Monday, August 24, 2009

Have you REALLY told her she's adopted?

In the old days, social workers advised adoptive parents to keep the adoption a secret. The conventional wisdom today is that children need to be told they were adopted. So we adoptive parents, a bunch of eager-to-be-perfect parents!, comply. Or do we?

I hear it from so many adoptive parents -- "Of course, she knows she's adopted." But as we continue to talk, it is revealed that she doesn't know she grew in someone else's tummy. She doesn't know she lost her first family before she acquired her adoptive family. She's never heard the phrase, "birth mother" or "first mother" or "tummy lady" or "China mom."

All she knows is that she was born in China, that nannies took care of her until her forever family came and "adopted" her. You could have easily told her you "kerflummoxed" her, or "askewlated" her, or "droomextruded" her. These are just as much gobbledygook as "adopted" is, unless you REALLY define it.
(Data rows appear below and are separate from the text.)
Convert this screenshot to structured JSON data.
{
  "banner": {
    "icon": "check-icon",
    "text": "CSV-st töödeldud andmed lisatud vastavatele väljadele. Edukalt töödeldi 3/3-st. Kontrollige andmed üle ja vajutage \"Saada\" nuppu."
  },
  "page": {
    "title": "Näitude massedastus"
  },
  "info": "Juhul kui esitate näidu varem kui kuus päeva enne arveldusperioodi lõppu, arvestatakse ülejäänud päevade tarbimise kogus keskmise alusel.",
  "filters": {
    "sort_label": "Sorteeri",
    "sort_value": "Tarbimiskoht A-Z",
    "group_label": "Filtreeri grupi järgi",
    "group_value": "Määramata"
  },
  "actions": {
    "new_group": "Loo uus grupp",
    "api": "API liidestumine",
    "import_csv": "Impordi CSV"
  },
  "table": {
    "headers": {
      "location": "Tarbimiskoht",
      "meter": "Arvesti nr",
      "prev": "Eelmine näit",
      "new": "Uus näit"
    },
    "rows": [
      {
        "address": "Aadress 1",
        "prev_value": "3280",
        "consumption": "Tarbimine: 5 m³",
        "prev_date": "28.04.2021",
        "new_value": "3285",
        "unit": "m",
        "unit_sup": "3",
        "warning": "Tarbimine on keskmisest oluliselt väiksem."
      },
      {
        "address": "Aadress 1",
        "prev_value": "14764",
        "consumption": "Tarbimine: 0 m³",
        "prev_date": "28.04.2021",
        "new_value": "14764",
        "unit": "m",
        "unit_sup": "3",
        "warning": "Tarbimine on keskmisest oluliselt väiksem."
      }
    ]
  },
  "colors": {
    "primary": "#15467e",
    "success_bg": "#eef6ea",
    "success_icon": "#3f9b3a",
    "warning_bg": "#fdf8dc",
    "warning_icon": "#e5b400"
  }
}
And defining adoption requires TWO parts: 1) yes, the easy part for adoptive parents, that new parents made her part of their family and it is permanent; AND 2) the part that happened before adoptive parents entered the scene, the fact that she was born from and to another woman, who relinquished her.

Every child is different, and they are ready for more information at different ages. But I think it's never too early to tell them THEIR story, starting before birth -- "you grew like a flower in your birth mother's tummy until it was time for you to be born." There are lots of advantages to saying this earlier rather than later.

First, it gives us practice in saying "birth mother" or "tummy lady" or whatever words we decide to use. For some adoptive parents, especially those who suffered through infertility before adopting, it might be difficult to talk about. Starting by saying it to your child in infancy gives you the chance to mess up or choke up or tear up when it doesn't matter, and be more comfortable when your child is aware of what you're saying.

Second, it makes it a matter-of-fact thing, without baggage for anyone. Some parents seem to think they should wait to explain about birth parents until children can understand ALL aspects, including reasons for relinquishment, issues like abandonment and one child policies and social preferences for boys, and poverty and disability and war . . . . Sheesh, if you waited for all that, the child would be an adult! And if you've waited, no wonder you're scared to introduce the concept of birth parents! But by waiting, you take the risk that someone else will get to tell her. Not what you really want, is it?

Third, it gives our children the vocabulary they need to ask us more questions when they are ready. I've had adoptive parents tell me their child isn't interested at all in her birth parents, that she never asks anything about them. And then it turns out that they've never really explained adoption to include birth parents. No wonder she isn't asking any questions!

So have you REALLY told her she's adopted?


Wendy said...

Great topic and perfect point. The early the better, it will always have been a part of their story and not something that was "secretive" or a new idea when a classmate or stranger brings it up to them--imagine them arguing with a classmate in K or 1st grade about having a "real mom" only to find out that they really do have a first mother when they get home.
Providing the information earlier allows them to take ownership of their story and present it when and if they want to with friends, family, and strangers. It enable understanding at a deeper level before it becomes something that others will give them as shameful or "special". It also eases the incorporation of where babies come from and how their bodies work as they will know exactly how they came into the world--just like everyone else! I remember seeing a film (I think one of the major ones for China adoption) and the little girl says that adoption makes her feel like "she was never born"--if a child does not know (and they won't unless told) that they were born just like everyone is, they will believe they just showed up somehow in an orphanage again leading them to feel different and not connected to the human race in the sense of beginnings.

If people take any advice, I hope they take this...tell your child not just that they are adopted and you are their forever family, tell them their story from before they were born--tell them they have a first family. Start telling them the first time you start telling them stories, when they become a part of their new family.

wblossom said...

This link was from one of the yahoo groups and thought you would find it interesting -

QingLu Mama said...

Nicely put!